What if the editor of your dreams said yes

Writing Inspiration and Exciting News!

Hi, Kelly Eden here!

I have exciting news about the launch of our Creative Nonfiction Writing School but first I want to share some inspiration:

Have you dreamed of being published in The New York Times? The Modern Love column perhaps? This week I spoke to one writer whose dreams become a reality. Christie Tate, soon found out that writing success is not all literary agents and accolades though!

Here’s what she wanted to share with you all:

Writing for Modern Love

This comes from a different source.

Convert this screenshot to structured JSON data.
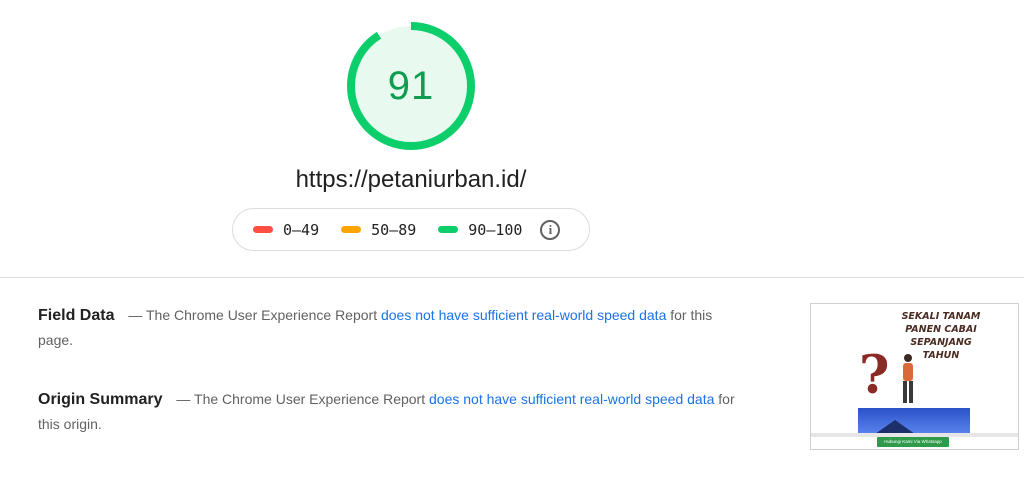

Modern Love only accepts 1% of the submissions it receives. It must have been exciting when you heard a yes from the editor! Can you tell us a bit about your experience with being published there? How did you go about preparing your submission for them?

Getting an acceptance from Modern Love was one of the greatest thrills of my life. I’d tried twice before and didn’t make the cut.

For the essay that was eventually published, I wrote five drafts after studying the Modern Love column for months. I read back issues, and I listened to an episode of the Tin House podcast where Ann Hood discussed her Modern Love experiences — at the time she was the writer with the most Modern Love acceptances. I listened to that episode over and over, hoping the lessons would sink into my bones. 

I workshopped my draft with my writing group. When I had a final version, I sat on it for a few weeks because I was scared.

I’d been watching writers publish in that column for years, always thinking that it would never happen for me.

I knew my idea was good and that I had many of the elements that the editor looked for — there are articles on the internet where the editor explains how to write a successful Modern Love column. I hesitated because I couldn’t imagine that he would accept an essay from a nobody in Chicago. I had zero connections.

I didn’t have a fancy MFA.

I’d been watching writers publish in that column for years, always thinking that it would never happen for me.

I sent the essay on a Tuesday afternoon. I pressed “send” and then researched where else I could send it if Modern Love didn’t want it. Then, I let go.

The email arrives.

It was Thanksgiving week, so I was busy with travel and family. I actually forgot about it. The Monday after Thanksgiving — so six days later — I got an email from the editor that started out: “Nice essay.”

I stood up in my office and screamed, alarming my coworkers. The editor set up a call for the next day. It wasn’t totally clear that he would take the essay, but I knew that “nice essay” was very good news.

We talked the next day for 45 minutes about the essay and my background. He was extremely thoughtful, insightful, and smart. It was a wonderful conversation.

At the end, he said he would send me revisions and a contract, and only then did I fully realize my essay would appear in the Modern Love column.

I did not scream into the editor’s ear, but when I got off the phone, I burst into tears.

My husband took a video of me laughing and crying and professing, “I’ll never cry over writing and rejections again! This is all I ever wanted! I will die happy.”

Guess what? That turned out to be untrue. While I loved my experience with Modern Love, and the day it came out was a singular thrill that I’ll never forget, I did cry again.

Here’s a mistake I made in my Modern Love experience.

When I got my “yes” from the editor, I reached out to another writer who’d been published there the year before.

That writer told me that the day his essay was published, the literary agent of his dreams reached out to him and agreed to represent him.

“It’s very common to get a literary agent from a Modern Love column,” he told me.

At the time, I had a draft of my memoir and desperately wanted an agent. 

When my Modern Love column was published, a few agents and publishers reached out to me. I sent each of them my memoir and heard nothing from any of them.

Total crickets.

I was so despondent from the rejections that it clouded the joy I felt from my Modern Love column.

Looking back, I’m not sure how I could have done that differently, but it taught me to work harder at celebrating my successes and to insist on my joy, even if it looks different than someone else’s joy.

Find out where to buy her book: “Group

She had more to say to you, but too much for one newsletter. I’ll let you know when I post the whole interview on Medium.

And now for the Writing School!

I asked a few weeks ago if anyone was interested in a writing school and the response was a big YES. So I’ve been working hard preparing the resources and materials and the first lesson will be sent out on Monday!

If you want to level up your creative nonfiction this is what you get with the writing school:

  • Lesson sent every Monday and full access to all archived lessons.

  • Weekly curated Creative Non-Fiction readings and featured publisher to sell your work.

  • Individual feedback every month on 250 words of your writing.

Hardly any writing courses offer feedback (especially for this price!) but as an ex-teacher I know that feedback is the most useful tool for improvement and learning. I want this course to be of real value to you, so making sure feedback is included is important to me.

  • Subscriptions to the Creative Nonfiction Writing School are $20 a month (or $230 per year).

    Subscribe now